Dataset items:
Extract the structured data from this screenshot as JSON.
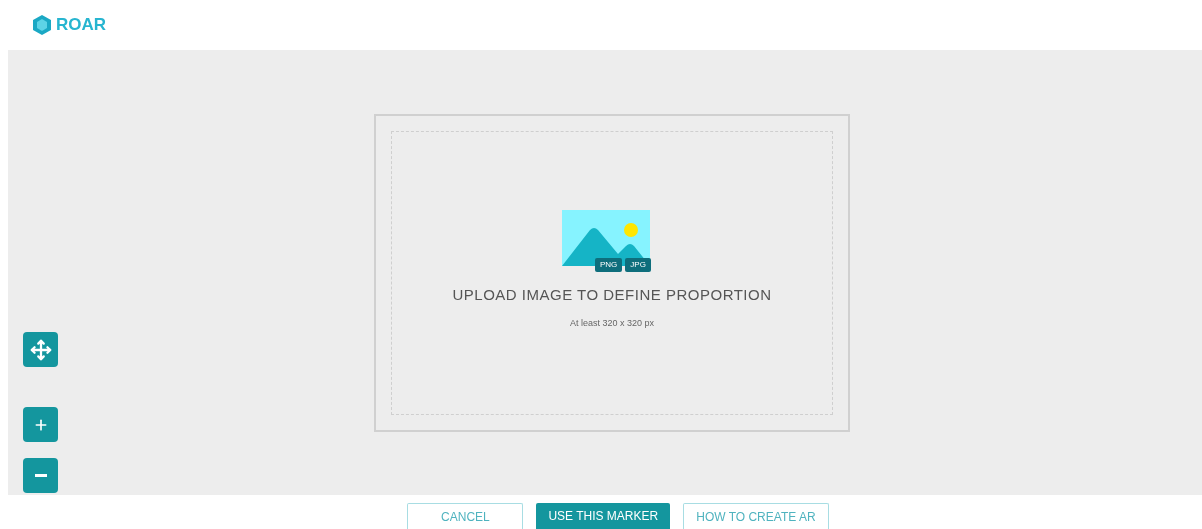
{
  "header": {
    "logo_text": "ROAR"
  },
  "upload": {
    "badges": [
      "PNG",
      "JPG"
    ],
    "title": "UPLOAD IMAGE TO DEFINE PROPORTION",
    "hint": "At least 320 x 320 px"
  },
  "controls": [
    {
      "kind": "move"
    },
    {
      "kind": "zoom-in"
    },
    {
      "kind": "zoom-out"
    }
  ],
  "buttons": [
    {
      "label": "CANCEL",
      "primary": false
    },
    {
      "label": "USE THIS MARKER",
      "primary": true
    },
    {
      "label": "HOW TO CREATE AR",
      "primary": false
    }
  ]
}
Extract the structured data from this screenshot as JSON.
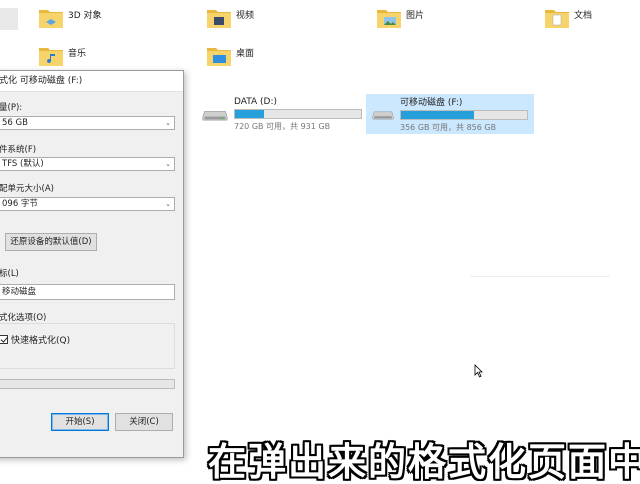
{
  "folders": [
    {
      "label": "3D 对象",
      "icon": "3d-objects-folder-icon"
    },
    {
      "label": "视频",
      "icon": "videos-folder-icon"
    },
    {
      "label": "图片",
      "icon": "pictures-folder-icon"
    },
    {
      "label": "文档",
      "icon": "documents-folder-icon"
    },
    {
      "label": "音乐",
      "icon": "music-folder-icon"
    },
    {
      "label": "桌面",
      "icon": "desktop-folder-icon"
    }
  ],
  "drives": [
    {
      "name": "DATA (D:)",
      "capacity": "720 GB 可用，共 931 GB",
      "used_fraction": 0.23
    },
    {
      "name": "可移动磁盘 (F:)",
      "capacity": "356 GB 可用，共 856 GB",
      "used_fraction": 0.58
    }
  ],
  "dialog": {
    "title": "式化 可移动磁盘 (F:)",
    "capacity_label": "量(P):",
    "capacity_value": "56 GB",
    "fs_label": "件系统(F)",
    "fs_value": "TFS (默认)",
    "alloc_label": "配单元大小(A)",
    "alloc_value": "096 字节",
    "restore_defaults": "还原设备的默认值(D)",
    "volume_label": "标(L)",
    "volume_value": "移动磁盘",
    "format_options_label": "式化选项(O)",
    "quick_format_label": "快速格式化(Q)",
    "quick_format_checked": true,
    "progress": 0,
    "start_button": "开始(S)",
    "close_button": "关闭(C)"
  },
  "subtitle": "在弹出来的格式化页面中",
  "colors": {
    "accent": "#26a0da",
    "selection": "#cce8ff",
    "folder": "#e8b93c"
  }
}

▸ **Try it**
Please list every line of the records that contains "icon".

▸ **Final answer**
      "icon": "3d-objects-folder-icon"
      "icon": "videos-folder-icon"
      "icon": "pictures-folder-icon"
      "icon": "documents-folder-icon"
      "icon": "music-folder-icon"
      "icon": "desktop-folder-icon"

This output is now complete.